D Troop 1/10th Cavalry, 1966-1971

“The Original D Troop”

Shamrocks in Vietnam

”In Country”

D Troop organized in 1965 in Ft. Lewis, WA, to provide air reconnaissance and rapid deployment capability to the US Army’s armored 1st Squadron 10th Cavalry.  D Troop’s “Shamrocks”, a name given them by CO MAJ Thomas Shaughnessy, deployed to Vietnam with the 2nd Brigade, 4th Infantry Division in 1966 where the unit remained continuously engaged until withdrawn in 1971.

Operating from  Dragon Mountain Base Camp (later known as Camp Enari) near Pleiku in Vietnam’s Central Highlands, the “Shamrocks”, were quickly engaged. With the 4th Division positioned astride a branch of the Ho Chi Minh Trail, which funneled North Vietnamese (NVA) troops into South Vietnam via nearby Cambodia, enemy contact was frequent and widespread.

D Troop’s mission was to deploy “Scout” aircraft to locate the enemy, then “Gunships” would suppress and destroy so that “Slicks” could insert Aero-Rifle infantry into the Landing Zone (“LZ”)  to hold the area until reinforced by ground units.  In fact, Shamrock aircraft found themselves involved in a continuous stream of missions in support of  a wide array of ground and other airmobile forces in the area.

In 1970, D Troop moved from Camp Enari to Camp Radcliff at An-Khe, and later would be based at Lane AAF in Qui Nhon.  D Troop’s Shamrocks distinguished themselves with bravery, resourcefulness and tenacity throughout their involvement in the Vietnam War and helped write an important chapter in Army Aviation history.

D Troop was a diverse mix of volunteer and drafted enlisted men, and pilot/officers, both groups made up of both career soldiers and those who counted down the days until they resumed civilian life.
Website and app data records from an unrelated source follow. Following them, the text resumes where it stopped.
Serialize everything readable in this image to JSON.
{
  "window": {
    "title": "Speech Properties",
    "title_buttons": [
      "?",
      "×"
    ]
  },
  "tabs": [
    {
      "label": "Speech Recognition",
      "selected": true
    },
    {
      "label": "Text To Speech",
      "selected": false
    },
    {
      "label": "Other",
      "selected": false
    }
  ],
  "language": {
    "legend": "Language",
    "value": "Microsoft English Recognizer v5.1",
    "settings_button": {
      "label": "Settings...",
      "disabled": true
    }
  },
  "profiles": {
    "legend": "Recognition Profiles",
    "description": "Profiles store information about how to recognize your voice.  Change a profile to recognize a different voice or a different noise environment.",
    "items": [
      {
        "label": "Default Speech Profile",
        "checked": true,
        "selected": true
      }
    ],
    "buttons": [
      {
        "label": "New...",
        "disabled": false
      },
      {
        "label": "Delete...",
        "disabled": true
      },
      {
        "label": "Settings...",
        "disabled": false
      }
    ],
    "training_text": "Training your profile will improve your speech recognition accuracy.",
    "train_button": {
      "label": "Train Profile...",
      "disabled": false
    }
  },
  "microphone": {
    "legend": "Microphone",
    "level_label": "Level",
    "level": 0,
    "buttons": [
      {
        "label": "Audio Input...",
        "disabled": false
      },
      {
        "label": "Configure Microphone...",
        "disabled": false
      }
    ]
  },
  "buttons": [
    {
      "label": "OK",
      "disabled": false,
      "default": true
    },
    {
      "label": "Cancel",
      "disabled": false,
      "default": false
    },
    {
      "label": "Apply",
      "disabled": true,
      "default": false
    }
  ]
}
Living together, eating together, working together as days in country turned into weeks, and then months, with no real time off, deprived of even basic comforts, they performed remarkably.

Serving 1-year “Tours” (some for longer), an estimated 1200 men served in D Troop during its deployment in Vietnam.  For some, it was a brief interruption of their otherwise civilian lives, for others it was a stepping stone in military careers.  For all, the experience remains a defining moment in their lives.